- **Stored data entries**
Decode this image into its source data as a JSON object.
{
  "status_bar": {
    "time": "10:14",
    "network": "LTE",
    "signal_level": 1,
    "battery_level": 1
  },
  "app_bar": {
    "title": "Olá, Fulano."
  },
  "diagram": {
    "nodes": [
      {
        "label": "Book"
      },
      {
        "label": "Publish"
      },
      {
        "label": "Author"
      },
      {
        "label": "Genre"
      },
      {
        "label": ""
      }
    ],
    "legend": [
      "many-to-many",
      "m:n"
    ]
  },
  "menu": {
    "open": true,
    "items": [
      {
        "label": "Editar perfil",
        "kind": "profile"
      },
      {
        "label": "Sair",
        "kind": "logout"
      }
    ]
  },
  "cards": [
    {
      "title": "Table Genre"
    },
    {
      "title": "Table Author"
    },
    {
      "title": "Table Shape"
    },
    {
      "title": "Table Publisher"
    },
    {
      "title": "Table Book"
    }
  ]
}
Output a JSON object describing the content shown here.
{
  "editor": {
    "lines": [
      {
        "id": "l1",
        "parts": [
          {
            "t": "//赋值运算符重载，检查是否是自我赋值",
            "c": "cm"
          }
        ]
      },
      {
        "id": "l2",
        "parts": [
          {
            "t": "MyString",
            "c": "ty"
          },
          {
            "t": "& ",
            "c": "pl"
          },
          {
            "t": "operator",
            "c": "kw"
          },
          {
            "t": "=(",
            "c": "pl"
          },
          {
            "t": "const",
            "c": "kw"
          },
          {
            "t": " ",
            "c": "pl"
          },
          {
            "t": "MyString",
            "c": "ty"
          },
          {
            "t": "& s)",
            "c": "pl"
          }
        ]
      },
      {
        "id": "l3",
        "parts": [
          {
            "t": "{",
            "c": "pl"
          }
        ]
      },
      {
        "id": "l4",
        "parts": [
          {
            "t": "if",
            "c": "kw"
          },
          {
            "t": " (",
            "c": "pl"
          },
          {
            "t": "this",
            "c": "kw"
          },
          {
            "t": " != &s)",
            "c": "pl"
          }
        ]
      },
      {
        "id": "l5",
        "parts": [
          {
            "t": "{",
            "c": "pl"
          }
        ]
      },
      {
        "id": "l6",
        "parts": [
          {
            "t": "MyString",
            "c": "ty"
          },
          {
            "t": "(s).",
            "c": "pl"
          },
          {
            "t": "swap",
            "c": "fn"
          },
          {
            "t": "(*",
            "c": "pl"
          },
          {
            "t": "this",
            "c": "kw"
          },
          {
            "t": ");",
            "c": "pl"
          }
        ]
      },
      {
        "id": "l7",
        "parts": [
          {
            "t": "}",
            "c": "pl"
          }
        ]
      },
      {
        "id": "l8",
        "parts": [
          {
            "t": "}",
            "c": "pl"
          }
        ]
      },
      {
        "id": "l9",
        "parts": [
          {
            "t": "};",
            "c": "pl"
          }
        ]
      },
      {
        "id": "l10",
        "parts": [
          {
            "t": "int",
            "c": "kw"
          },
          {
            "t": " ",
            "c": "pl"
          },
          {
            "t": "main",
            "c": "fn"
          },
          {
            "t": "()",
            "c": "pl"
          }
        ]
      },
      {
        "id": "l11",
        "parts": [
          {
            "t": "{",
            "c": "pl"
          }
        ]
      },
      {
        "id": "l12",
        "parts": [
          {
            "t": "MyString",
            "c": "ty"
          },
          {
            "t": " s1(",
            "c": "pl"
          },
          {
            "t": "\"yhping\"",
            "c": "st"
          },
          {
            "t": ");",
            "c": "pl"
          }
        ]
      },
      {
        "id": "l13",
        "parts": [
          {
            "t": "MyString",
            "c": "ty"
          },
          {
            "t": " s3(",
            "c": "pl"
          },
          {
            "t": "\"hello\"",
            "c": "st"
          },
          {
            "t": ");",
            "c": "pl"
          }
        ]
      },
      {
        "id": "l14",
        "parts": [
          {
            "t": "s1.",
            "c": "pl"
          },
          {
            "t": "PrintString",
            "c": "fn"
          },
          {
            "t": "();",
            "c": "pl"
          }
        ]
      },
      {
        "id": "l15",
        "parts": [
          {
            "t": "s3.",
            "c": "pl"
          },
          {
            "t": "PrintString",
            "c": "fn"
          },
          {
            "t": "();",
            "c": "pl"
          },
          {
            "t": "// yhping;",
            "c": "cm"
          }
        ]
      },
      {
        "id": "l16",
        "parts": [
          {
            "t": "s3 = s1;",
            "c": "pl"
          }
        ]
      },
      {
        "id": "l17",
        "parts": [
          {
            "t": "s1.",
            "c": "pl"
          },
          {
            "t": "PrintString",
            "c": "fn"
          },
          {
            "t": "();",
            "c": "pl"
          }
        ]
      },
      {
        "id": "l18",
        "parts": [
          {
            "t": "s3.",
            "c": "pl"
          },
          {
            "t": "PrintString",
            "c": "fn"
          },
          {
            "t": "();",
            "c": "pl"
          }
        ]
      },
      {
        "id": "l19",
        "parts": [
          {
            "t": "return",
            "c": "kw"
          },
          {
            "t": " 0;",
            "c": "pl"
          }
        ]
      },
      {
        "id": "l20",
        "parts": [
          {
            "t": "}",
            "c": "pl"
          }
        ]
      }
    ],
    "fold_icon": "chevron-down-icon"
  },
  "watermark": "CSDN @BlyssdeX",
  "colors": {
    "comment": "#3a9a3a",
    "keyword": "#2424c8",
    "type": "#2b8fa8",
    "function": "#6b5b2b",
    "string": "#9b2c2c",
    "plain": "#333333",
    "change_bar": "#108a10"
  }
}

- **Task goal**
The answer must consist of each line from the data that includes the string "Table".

- **Result of the task**
      "title": "Table Genre"
      "title": "Table Author"
      "title": "Table Shape"
      "title": "Table Publisher"
      "title": "Table Book"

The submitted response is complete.